Component data from apps and pages:

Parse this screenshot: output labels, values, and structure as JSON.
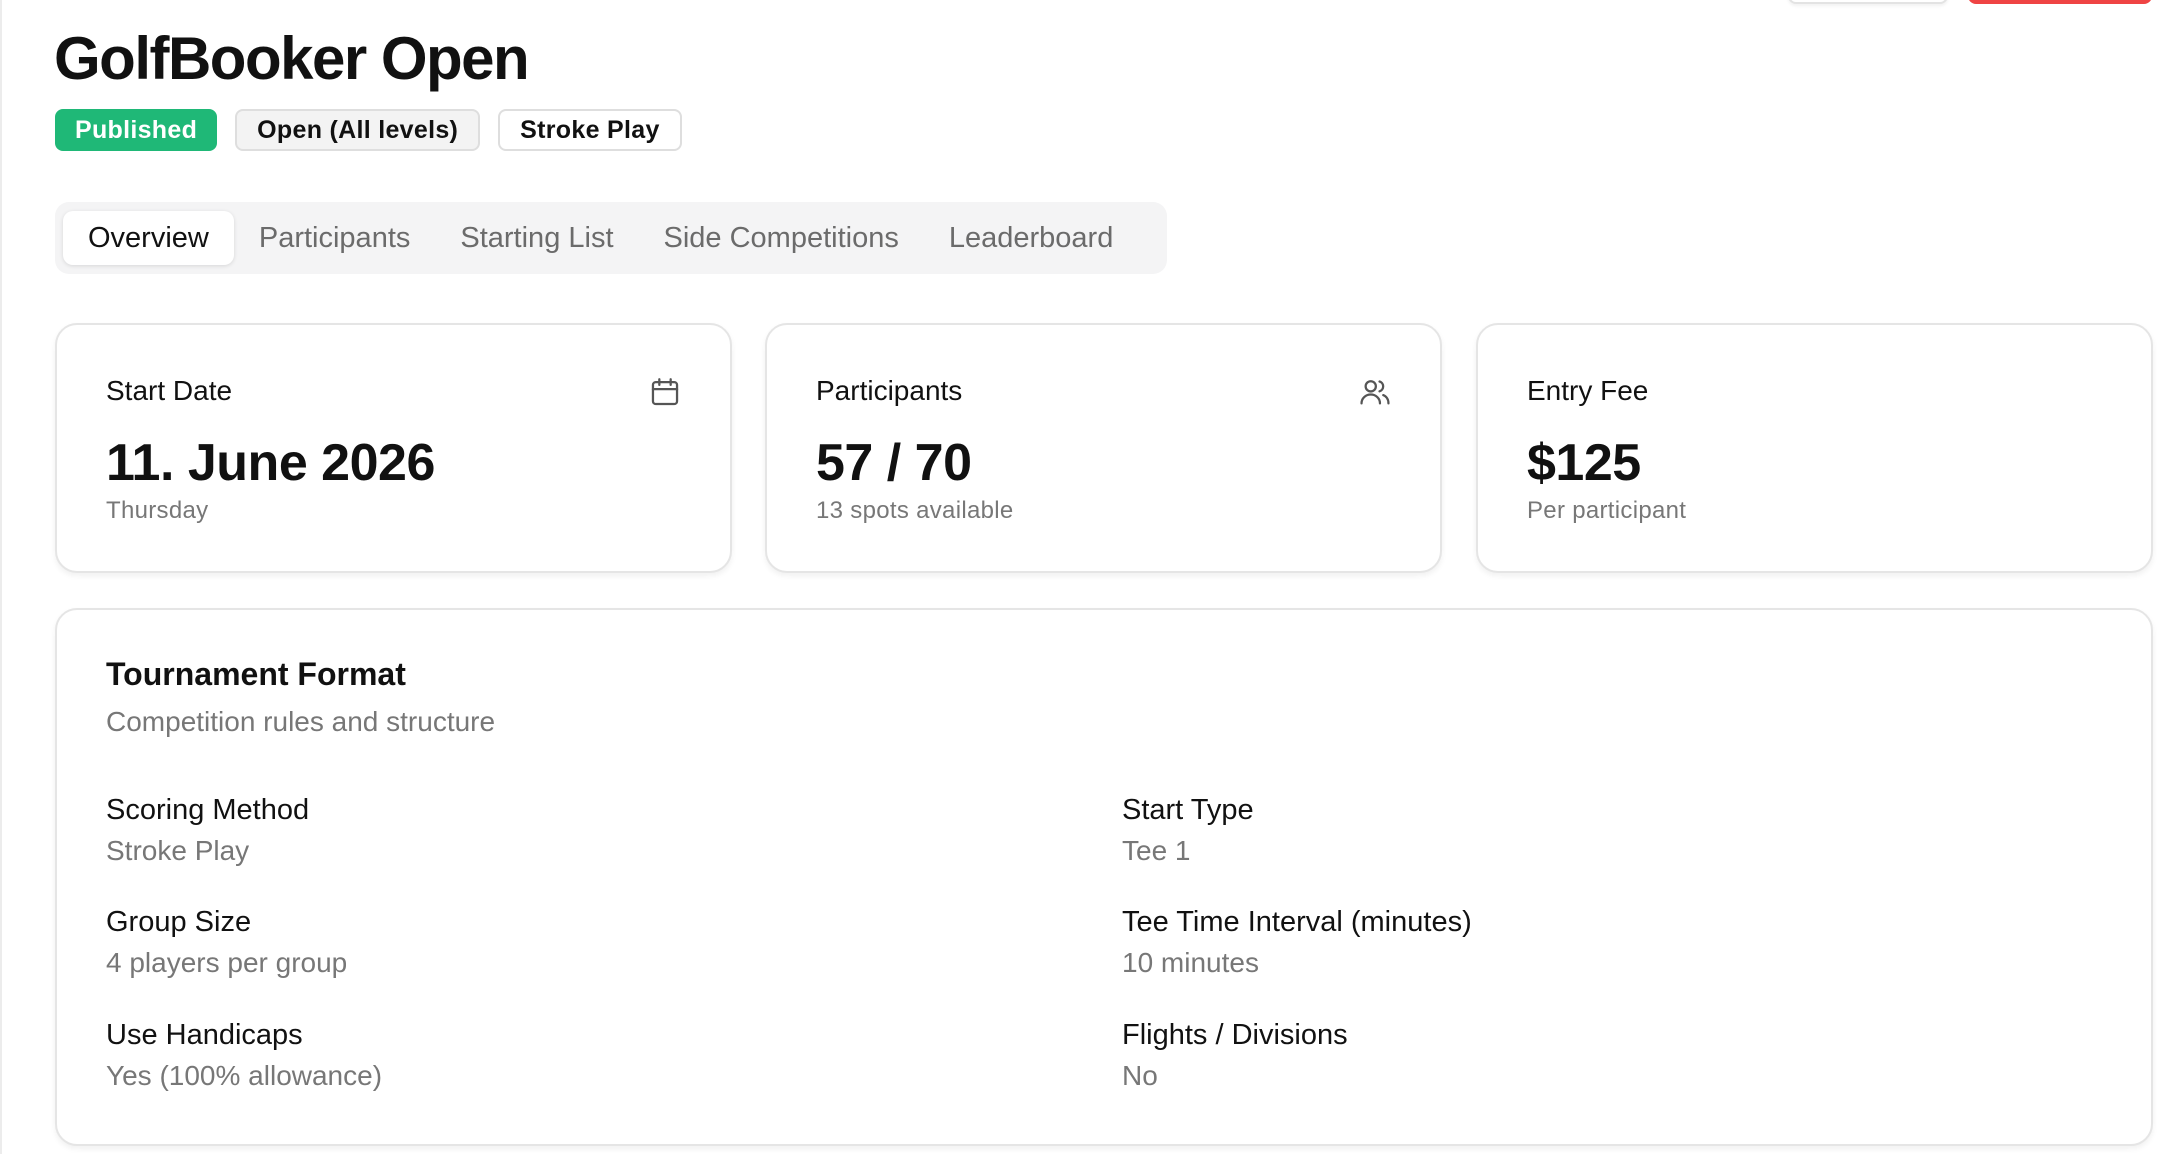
{
  "tournament": {
    "title": "GolfBooker Open",
    "badges": {
      "status": "Published",
      "level": "Open (All levels)",
      "format": "Stroke Play"
    }
  },
  "tabs": [
    {
      "label": "Overview",
      "active": true
    },
    {
      "label": "Participants",
      "active": false
    },
    {
      "label": "Starting List",
      "active": false
    },
    {
      "label": "Side Competitions",
      "active": false
    },
    {
      "label": "Leaderboard",
      "active": false
    }
  ],
  "stats": {
    "start_date": {
      "label": "Start Date",
      "value": "11. June 2026",
      "sub": "Thursday",
      "icon": "calendar-icon"
    },
    "participants": {
      "label": "Participants",
      "value": "57 / 70",
      "sub": "13 spots available",
      "icon": "users-icon"
    },
    "entry_fee": {
      "label": "Entry Fee",
      "value": "$125",
      "sub": "Per participant"
    }
  },
  "format": {
    "title": "Tournament Format",
    "subtitle": "Competition rules and structure",
    "fields": {
      "scoring_method": {
        "label": "Scoring Method",
        "value": "Stroke Play"
      },
      "start_type": {
        "label": "Start Type",
        "value": "Tee 1"
      },
      "group_size": {
        "label": "Group Size",
        "value": "4 players per group"
      },
      "tee_interval": {
        "label": "Tee Time Interval (minutes)",
        "value": "10 minutes"
      },
      "handicaps": {
        "label": "Use Handicaps",
        "value": "Yes (100% allowance)"
      },
      "flights": {
        "label": "Flights / Divisions",
        "value": "No"
      }
    }
  },
  "colors": {
    "published_badge": "#1fb877",
    "danger_button": "#ef4444"
  }
}
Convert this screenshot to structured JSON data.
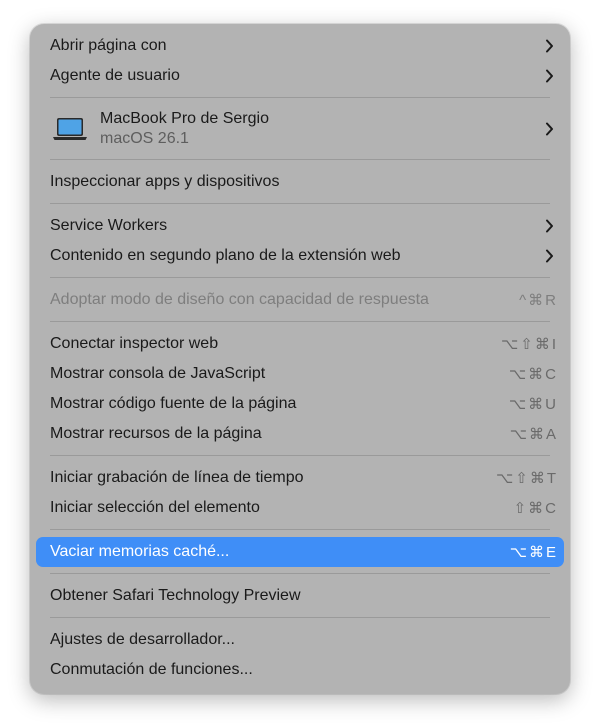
{
  "menu": {
    "group1": [
      {
        "label": "Abrir página con"
      },
      {
        "label": "Agente de usuario"
      }
    ],
    "device": {
      "name": "MacBook Pro de Sergio",
      "os": "macOS 26.1",
      "icon": "laptop-icon"
    },
    "inspect_apps": {
      "label": "Inspeccionar apps y dispositivos"
    },
    "group3": [
      {
        "label": "Service Workers"
      },
      {
        "label": "Contenido en segundo plano de la extensión web"
      }
    ],
    "responsive": {
      "label": "Adoptar modo de diseño con capacidad de respuesta",
      "shortcut": "^⌘R"
    },
    "group5": [
      {
        "label": "Conectar inspector web",
        "shortcut": "⌥⇧⌘I"
      },
      {
        "label": "Mostrar consola de JavaScript",
        "shortcut": "⌥⌘C"
      },
      {
        "label": "Mostrar código fuente de la página",
        "shortcut": "⌥⌘U"
      },
      {
        "label": "Mostrar recursos de la página",
        "shortcut": "⌥⌘A"
      }
    ],
    "group6": [
      {
        "label": "Iniciar grabación de línea de tiempo",
        "shortcut": "⌥⇧⌘T"
      },
      {
        "label": "Iniciar selección del elemento",
        "shortcut": "⇧⌘C"
      }
    ],
    "empty_caches": {
      "label": "Vaciar memorias caché...",
      "shortcut": "⌥⌘E"
    },
    "tech_preview": {
      "label": "Obtener Safari Technology Preview"
    },
    "group9": [
      {
        "label": "Ajustes de desarrollador..."
      },
      {
        "label": "Conmutación de funciones..."
      }
    ]
  },
  "colors": {
    "menu_bg": "#b3b3b3",
    "highlight": "#3f8ef7",
    "text": "#1a1a1a",
    "disabled": "#7e7e7e"
  }
}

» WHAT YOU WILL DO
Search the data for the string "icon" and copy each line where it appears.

» RESULT OF THIS EXERCISE
      "icon": "calendar-icon"
      "icon": "users-icon"
      "icon": "laptop-icon"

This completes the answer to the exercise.